(Page and application data records)
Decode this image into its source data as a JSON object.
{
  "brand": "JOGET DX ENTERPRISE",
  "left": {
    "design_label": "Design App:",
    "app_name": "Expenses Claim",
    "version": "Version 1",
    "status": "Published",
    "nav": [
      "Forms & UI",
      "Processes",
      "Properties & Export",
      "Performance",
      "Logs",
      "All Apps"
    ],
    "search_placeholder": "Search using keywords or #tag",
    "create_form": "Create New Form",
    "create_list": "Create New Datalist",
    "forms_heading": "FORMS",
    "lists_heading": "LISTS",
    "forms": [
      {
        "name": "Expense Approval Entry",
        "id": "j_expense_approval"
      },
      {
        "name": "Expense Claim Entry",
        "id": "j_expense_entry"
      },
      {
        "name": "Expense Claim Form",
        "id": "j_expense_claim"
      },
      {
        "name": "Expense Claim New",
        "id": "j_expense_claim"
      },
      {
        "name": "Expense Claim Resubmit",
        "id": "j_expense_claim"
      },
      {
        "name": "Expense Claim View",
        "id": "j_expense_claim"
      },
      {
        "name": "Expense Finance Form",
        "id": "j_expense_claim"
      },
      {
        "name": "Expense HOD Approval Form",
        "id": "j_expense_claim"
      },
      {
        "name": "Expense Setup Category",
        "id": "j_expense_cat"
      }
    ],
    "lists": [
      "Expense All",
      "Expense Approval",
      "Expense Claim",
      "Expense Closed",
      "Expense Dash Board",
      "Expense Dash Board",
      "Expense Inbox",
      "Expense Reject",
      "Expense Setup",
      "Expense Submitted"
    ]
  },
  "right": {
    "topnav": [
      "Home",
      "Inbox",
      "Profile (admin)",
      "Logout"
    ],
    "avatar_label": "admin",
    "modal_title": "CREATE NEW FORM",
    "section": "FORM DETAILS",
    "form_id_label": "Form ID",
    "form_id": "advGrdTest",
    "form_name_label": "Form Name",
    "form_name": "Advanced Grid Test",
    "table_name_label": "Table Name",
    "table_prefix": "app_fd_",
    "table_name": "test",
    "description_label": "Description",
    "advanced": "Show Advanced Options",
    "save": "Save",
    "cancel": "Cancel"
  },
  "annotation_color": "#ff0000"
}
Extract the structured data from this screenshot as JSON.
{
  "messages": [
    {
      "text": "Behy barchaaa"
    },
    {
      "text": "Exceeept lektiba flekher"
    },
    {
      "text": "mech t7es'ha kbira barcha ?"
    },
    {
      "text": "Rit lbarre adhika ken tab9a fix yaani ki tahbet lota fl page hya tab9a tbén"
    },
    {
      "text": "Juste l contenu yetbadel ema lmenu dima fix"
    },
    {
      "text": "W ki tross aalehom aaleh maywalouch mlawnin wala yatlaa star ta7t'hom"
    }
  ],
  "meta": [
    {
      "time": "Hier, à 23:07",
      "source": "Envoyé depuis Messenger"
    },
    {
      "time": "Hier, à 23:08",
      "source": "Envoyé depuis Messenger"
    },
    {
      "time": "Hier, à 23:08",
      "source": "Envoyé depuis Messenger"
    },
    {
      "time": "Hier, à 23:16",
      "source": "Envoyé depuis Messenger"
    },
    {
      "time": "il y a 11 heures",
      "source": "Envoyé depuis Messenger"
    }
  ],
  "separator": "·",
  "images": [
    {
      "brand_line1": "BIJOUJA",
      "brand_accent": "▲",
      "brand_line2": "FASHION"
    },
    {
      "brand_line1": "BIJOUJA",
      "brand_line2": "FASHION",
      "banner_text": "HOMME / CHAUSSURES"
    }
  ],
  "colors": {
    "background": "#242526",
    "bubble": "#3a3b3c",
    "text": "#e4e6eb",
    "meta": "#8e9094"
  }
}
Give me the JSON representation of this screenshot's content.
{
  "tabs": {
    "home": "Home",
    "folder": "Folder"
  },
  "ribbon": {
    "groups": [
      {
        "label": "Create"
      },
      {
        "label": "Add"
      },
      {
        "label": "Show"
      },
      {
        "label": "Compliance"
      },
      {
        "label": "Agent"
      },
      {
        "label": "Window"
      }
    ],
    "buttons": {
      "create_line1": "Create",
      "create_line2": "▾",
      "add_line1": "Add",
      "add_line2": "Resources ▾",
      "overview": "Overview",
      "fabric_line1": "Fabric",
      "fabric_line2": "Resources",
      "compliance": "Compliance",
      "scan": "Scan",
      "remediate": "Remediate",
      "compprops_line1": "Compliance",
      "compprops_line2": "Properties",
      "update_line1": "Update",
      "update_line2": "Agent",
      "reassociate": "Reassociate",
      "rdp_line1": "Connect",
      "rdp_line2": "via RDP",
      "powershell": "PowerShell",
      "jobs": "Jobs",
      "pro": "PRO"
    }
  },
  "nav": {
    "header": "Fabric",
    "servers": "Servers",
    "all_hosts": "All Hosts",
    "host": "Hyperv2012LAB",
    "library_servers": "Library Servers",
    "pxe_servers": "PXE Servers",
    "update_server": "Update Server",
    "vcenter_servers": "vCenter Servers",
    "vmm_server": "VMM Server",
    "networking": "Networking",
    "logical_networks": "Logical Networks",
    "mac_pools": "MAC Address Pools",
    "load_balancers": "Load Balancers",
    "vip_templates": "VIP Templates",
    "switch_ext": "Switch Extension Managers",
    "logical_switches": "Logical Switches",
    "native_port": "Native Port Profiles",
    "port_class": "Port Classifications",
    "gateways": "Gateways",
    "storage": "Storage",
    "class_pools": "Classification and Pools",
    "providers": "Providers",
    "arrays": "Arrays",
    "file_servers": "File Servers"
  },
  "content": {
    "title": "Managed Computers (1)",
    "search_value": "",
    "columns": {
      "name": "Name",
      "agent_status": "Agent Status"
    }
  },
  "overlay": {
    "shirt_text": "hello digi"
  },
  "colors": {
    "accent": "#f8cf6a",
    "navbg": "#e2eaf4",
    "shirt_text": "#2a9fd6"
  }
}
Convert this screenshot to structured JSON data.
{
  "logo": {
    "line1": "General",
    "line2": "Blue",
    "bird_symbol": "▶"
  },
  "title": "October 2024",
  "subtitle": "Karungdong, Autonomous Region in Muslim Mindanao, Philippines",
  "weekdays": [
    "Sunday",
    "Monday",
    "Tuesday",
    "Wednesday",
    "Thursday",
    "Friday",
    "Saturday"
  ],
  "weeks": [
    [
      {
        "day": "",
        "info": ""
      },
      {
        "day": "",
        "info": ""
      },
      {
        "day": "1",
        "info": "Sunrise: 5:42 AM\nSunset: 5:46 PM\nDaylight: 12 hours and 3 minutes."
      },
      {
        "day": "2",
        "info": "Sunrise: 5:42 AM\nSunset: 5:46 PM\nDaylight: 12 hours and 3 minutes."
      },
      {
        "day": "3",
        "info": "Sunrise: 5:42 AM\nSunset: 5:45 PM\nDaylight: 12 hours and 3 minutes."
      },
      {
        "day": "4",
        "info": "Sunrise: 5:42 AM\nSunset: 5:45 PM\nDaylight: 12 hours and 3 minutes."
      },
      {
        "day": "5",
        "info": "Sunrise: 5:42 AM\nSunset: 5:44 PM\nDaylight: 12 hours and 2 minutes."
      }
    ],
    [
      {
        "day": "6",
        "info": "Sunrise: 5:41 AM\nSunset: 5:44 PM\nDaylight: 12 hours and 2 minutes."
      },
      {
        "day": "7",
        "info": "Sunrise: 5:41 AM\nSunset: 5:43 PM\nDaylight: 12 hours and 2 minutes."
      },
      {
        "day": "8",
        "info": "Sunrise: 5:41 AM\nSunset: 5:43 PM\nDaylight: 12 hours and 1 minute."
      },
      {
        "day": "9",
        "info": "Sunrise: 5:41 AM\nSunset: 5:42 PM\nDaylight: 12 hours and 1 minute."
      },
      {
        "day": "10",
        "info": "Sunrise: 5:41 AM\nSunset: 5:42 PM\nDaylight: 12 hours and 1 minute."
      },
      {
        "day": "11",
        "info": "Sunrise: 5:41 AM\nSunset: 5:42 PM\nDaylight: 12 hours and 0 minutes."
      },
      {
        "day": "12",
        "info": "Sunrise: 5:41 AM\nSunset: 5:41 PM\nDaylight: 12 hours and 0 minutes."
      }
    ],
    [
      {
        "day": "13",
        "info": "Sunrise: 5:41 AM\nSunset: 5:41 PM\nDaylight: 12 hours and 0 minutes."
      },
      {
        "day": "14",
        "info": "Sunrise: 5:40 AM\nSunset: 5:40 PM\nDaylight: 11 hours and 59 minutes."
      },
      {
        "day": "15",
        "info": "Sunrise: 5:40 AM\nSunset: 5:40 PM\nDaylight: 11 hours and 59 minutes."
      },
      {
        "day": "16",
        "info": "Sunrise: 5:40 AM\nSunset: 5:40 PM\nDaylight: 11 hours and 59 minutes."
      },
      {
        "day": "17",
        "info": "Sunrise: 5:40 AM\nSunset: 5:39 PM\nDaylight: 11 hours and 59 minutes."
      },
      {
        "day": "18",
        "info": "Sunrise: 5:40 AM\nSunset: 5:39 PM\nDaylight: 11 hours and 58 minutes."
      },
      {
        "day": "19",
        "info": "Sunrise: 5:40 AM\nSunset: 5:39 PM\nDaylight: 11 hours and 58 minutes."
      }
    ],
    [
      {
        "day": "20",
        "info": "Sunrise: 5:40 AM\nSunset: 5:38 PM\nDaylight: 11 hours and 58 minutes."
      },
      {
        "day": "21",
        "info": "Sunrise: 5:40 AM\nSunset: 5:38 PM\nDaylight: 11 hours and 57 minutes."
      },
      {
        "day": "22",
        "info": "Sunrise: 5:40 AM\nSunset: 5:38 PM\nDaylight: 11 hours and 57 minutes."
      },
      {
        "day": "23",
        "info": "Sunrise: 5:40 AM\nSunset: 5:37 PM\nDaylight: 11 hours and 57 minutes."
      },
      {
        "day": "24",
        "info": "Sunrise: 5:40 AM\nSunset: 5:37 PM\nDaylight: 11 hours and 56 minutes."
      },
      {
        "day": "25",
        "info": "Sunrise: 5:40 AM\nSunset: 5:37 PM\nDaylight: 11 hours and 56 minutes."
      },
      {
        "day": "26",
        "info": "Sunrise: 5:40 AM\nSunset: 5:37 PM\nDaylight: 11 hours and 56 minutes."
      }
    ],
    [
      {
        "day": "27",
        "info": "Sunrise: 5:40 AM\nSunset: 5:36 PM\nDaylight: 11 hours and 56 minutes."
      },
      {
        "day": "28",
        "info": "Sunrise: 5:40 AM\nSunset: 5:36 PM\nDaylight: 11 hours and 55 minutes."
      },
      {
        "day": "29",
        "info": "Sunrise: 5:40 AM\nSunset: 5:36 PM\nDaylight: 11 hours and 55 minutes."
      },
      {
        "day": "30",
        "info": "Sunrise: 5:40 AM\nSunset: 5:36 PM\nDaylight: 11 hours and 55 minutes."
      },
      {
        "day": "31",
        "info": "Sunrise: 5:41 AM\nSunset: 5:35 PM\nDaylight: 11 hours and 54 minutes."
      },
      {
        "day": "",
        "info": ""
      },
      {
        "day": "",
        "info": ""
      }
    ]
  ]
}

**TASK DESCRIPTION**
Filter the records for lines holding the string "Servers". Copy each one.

**OUTPUT FOR THIS EXERCISE**
    "servers": "Servers",
    "library_servers": "Library Servers",
    "pxe_servers": "PXE Servers",
    "vcenter_servers": "vCenter Servers",
    "file_servers": "File Servers"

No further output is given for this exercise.